=== RECORDS FOR PROCESSING ===
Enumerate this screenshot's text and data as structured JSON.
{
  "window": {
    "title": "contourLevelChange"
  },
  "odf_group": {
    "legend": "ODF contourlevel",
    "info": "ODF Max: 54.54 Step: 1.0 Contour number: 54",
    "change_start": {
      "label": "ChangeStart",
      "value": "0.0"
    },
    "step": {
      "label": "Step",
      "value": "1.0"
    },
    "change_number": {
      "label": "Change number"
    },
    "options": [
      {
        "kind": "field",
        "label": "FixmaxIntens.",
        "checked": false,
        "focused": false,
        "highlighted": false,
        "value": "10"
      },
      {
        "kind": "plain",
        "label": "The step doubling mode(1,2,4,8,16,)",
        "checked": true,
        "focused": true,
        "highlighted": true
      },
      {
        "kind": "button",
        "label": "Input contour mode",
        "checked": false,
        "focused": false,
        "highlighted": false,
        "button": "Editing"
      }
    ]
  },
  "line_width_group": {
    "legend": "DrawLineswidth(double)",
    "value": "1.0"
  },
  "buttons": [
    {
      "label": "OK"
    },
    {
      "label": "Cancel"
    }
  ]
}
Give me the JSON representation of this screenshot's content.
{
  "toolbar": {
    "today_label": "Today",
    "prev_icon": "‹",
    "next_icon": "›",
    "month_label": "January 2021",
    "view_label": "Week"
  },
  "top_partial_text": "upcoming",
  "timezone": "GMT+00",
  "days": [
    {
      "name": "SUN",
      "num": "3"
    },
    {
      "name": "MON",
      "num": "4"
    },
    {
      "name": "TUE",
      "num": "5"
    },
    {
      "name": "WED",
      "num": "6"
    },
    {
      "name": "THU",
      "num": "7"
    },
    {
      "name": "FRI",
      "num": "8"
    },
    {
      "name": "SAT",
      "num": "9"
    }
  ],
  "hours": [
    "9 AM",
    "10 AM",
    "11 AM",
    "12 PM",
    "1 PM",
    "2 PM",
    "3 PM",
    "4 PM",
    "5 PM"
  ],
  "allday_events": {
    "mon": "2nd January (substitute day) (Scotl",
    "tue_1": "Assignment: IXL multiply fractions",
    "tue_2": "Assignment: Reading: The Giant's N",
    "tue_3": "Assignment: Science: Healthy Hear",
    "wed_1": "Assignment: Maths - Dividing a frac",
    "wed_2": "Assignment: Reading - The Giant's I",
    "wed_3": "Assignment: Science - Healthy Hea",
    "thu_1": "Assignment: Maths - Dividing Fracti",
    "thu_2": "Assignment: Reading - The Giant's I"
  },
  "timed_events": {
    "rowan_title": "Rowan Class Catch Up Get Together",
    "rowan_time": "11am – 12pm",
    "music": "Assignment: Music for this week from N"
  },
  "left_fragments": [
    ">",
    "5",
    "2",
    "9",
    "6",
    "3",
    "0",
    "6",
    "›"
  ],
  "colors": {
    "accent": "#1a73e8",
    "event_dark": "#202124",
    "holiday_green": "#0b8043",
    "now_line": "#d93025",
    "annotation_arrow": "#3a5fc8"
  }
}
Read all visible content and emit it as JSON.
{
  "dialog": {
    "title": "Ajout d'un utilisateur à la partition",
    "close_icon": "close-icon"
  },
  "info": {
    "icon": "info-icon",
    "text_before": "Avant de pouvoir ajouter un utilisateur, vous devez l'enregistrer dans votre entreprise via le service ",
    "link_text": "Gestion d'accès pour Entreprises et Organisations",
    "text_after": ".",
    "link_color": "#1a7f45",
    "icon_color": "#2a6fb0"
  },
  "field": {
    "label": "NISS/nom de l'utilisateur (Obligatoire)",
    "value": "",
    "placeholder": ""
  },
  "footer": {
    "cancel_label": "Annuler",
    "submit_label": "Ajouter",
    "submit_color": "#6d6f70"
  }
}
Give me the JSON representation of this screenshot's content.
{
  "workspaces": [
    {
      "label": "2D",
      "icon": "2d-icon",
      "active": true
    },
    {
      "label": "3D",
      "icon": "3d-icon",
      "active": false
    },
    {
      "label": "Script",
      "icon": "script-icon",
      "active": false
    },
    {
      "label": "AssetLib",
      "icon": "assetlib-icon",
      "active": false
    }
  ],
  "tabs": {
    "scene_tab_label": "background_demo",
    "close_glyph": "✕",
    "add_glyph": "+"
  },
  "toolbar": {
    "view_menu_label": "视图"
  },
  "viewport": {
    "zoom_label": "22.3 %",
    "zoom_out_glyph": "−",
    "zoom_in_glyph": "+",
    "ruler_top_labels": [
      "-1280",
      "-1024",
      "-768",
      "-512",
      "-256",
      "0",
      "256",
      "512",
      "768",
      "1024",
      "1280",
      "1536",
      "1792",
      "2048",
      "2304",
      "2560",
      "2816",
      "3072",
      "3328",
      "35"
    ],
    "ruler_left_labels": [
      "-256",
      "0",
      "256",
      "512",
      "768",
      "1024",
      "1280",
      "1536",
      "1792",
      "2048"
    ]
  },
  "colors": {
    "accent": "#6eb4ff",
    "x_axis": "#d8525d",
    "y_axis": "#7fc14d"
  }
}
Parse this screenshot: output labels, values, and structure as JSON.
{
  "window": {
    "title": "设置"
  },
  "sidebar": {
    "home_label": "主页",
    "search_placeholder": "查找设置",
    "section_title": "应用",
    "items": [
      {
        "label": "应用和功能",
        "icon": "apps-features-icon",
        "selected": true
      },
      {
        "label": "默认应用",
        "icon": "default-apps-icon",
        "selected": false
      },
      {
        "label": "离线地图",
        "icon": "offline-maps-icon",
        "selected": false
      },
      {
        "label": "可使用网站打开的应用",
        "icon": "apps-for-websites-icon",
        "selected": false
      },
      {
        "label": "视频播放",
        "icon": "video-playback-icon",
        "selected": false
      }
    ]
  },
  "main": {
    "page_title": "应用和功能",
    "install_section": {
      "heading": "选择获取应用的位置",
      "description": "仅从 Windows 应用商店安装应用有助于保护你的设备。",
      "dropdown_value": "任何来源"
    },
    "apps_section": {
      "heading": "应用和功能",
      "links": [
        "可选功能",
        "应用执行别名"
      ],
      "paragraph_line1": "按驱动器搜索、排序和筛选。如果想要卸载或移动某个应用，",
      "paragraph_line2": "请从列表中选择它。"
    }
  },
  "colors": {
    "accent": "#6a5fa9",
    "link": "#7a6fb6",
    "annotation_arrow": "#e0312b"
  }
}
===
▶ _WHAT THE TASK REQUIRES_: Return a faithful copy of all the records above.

▶ _ANSWER SECTION_:
Enumerate this screenshot's text and data as structured JSON.
{
  "window": {
    "title": "contourLevelChange"
  },
  "odf_group": {
    "legend": "ODF contourlevel",
    "info": "ODF Max: 54.54 Step: 1.0 Contour number: 54",
    "change_start": {
      "label": "ChangeStart",
      "value": "0.0"
    },
    "step": {
      "label": "Step",
      "value": "1.0"
    },
    "change_number": {
      "label": "Change number"
    },
    "options": [
      {
        "kind": "field",
        "label": "FixmaxIntens.",
        "checked": false,
        "focused": false,
        "highlighted": false,
        "value": "10"
      },
      {
        "kind": "plain",
        "label": "The step doubling mode(1,2,4,8,16,)",
        "checked": true,
        "focused": true,
        "highlighted": true
      },
      {
        "kind": "button",
        "label": "Input contour mode",
        "checked": false,
        "focused": false,
        "highlighted": false,
        "button": "Editing"
      }
    ]
  },
  "line_width_group": {
    "legend": "DrawLineswidth(double)",
    "value": "1.0"
  },
  "buttons": [
    {
      "label": "OK"
    },
    {
      "label": "Cancel"
    }
  ]
}
Give me the JSON representation of this screenshot's content.
{
  "toolbar": {
    "today_label": "Today",
    "prev_icon": "‹",
    "next_icon": "›",
    "month_label": "January 2021",
    "view_label": "Week"
  },
  "top_partial_text": "upcoming",
  "timezone": "GMT+00",
  "days": [
    {
      "name": "SUN",
      "num": "3"
    },
    {
      "name": "MON",
      "num": "4"
    },
    {
      "name": "TUE",
      "num": "5"
    },
    {
      "name": "WED",
      "num": "6"
    },
    {
      "name": "THU",
      "num": "7"
    },
    {
      "name": "FRI",
      "num": "8"
    },
    {
      "name": "SAT",
      "num": "9"
    }
  ],
  "hours": [
    "9 AM",
    "10 AM",
    "11 AM",
    "12 PM",
    "1 PM",
    "2 PM",
    "3 PM",
    "4 PM",
    "5 PM"
  ],
  "allday_events": {
    "mon": "2nd January (substitute day) (Scotl",
    "tue_1": "Assignment: IXL multiply fractions",
    "tue_2": "Assignment: Reading: The Giant's N",
    "tue_3": "Assignment: Science: Healthy Hear",
    "wed_1": "Assignment: Maths - Dividing a frac",
    "wed_2": "Assignment: Reading - The Giant's I",
    "wed_3": "Assignment: Science - Healthy Hea",
    "thu_1": "Assignment: Maths - Dividing Fracti",
    "thu_2": "Assignment: Reading - The Giant's I"
  },
  "timed_events": {
    "rowan_title": "Rowan Class Catch Up Get Together",
    "rowan_time": "11am – 12pm",
    "music": "Assignment: Music for this week from N"
  },
  "left_fragments": [
    ">",
    "5",
    "2",
    "9",
    "6",
    "3",
    "0",
    "6",
    "›"
  ],
  "colors": {
    "accent": "#1a73e8",
    "event_dark": "#202124",
    "holiday_green": "#0b8043",
    "now_line": "#d93025",
    "annotation_arrow": "#3a5fc8"
  }
}
Read all visible content and emit it as JSON.
{
  "dialog": {
    "title": "Ajout d'un utilisateur à la partition",
    "close_icon": "close-icon"
  },
  "info": {
    "icon": "info-icon",
    "text_before": "Avant de pouvoir ajouter un utilisateur, vous devez l'enregistrer dans votre entreprise via le service ",
    "link_text": "Gestion d'accès pour Entreprises et Organisations",
    "text_after": ".",
    "link_color": "#1a7f45",
    "icon_color": "#2a6fb0"
  },
  "field": {
    "label": "NISS/nom de l'utilisateur (Obligatoire)",
    "value": "",
    "placeholder": ""
  },
  "footer": {
    "cancel_label": "Annuler",
    "submit_label": "Ajouter",
    "submit_color": "#6d6f70"
  }
}
Give me the JSON representation of this screenshot's content.
{
  "workspaces": [
    {
      "label": "2D",
      "icon": "2d-icon",
      "active": true
    },
    {
      "label": "3D",
      "icon": "3d-icon",
      "active": false
    },
    {
      "label": "Script",
      "icon": "script-icon",
      "active": false
    },
    {
      "label": "AssetLib",
      "icon": "assetlib-icon",
      "active": false
    }
  ],
  "tabs": {
    "scene_tab_label": "background_demo",
    "close_glyph": "✕",
    "add_glyph": "+"
  },
  "toolbar": {
    "view_menu_label": "视图"
  },
  "viewport": {
    "zoom_label": "22.3 %",
    "zoom_out_glyph": "−",
    "zoom_in_glyph": "+",
    "ruler_top_labels": [
      "-1280",
      "-1024",
      "-768",
      "-512",
      "-256",
      "0",
      "256",
      "512",
      "768",
      "1024",
      "1280",
      "1536",
      "1792",
      "2048",
      "2304",
      "2560",
      "2816",
      "3072",
      "3328",
      "35"
    ],
    "ruler_left_labels": [
      "-256",
      "0",
      "256",
      "512",
      "768",
      "1024",
      "1280",
      "1536",
      "1792",
      "2048"
    ]
  },
  "colors": {
    "accent": "#6eb4ff",
    "x_axis": "#d8525d",
    "y_axis": "#7fc14d"
  }
}
Parse this screenshot: output labels, values, and structure as JSON.
{
  "window": {
    "title": "设置"
  },
  "sidebar": {
    "home_label": "主页",
    "search_placeholder": "查找设置",
    "section_title": "应用",
    "items": [
      {
        "label": "应用和功能",
        "icon": "apps-features-icon",
        "selected": true
      },
      {
        "label": "默认应用",
        "icon": "default-apps-icon",
        "selected": false
      },
      {
        "label": "离线地图",
        "icon": "offline-maps-icon",
        "selected": false
      },
      {
        "label": "可使用网站打开的应用",
        "icon": "apps-for-websites-icon",
        "selected": false
      },
      {
        "label": "视频播放",
        "icon": "video-playback-icon",
        "selected": false
      }
    ]
  },
  "main": {
    "page_title": "应用和功能",
    "install_section": {
      "heading": "选择获取应用的位置",
      "description": "仅从 Windows 应用商店安装应用有助于保护你的设备。",
      "dropdown_value": "任何来源"
    },
    "apps_section": {
      "heading": "应用和功能",
      "links": [
        "可选功能",
        "应用执行别名"
      ],
      "paragraph_line1": "按驱动器搜索、排序和筛选。如果想要卸载或移动某个应用，",
      "paragraph_line2": "请从列表中选择它。"
    }
  },
  "colors": {
    "accent": "#6a5fa9",
    "link": "#7a6fb6",
    "annotation_arrow": "#e0312b"
  }
}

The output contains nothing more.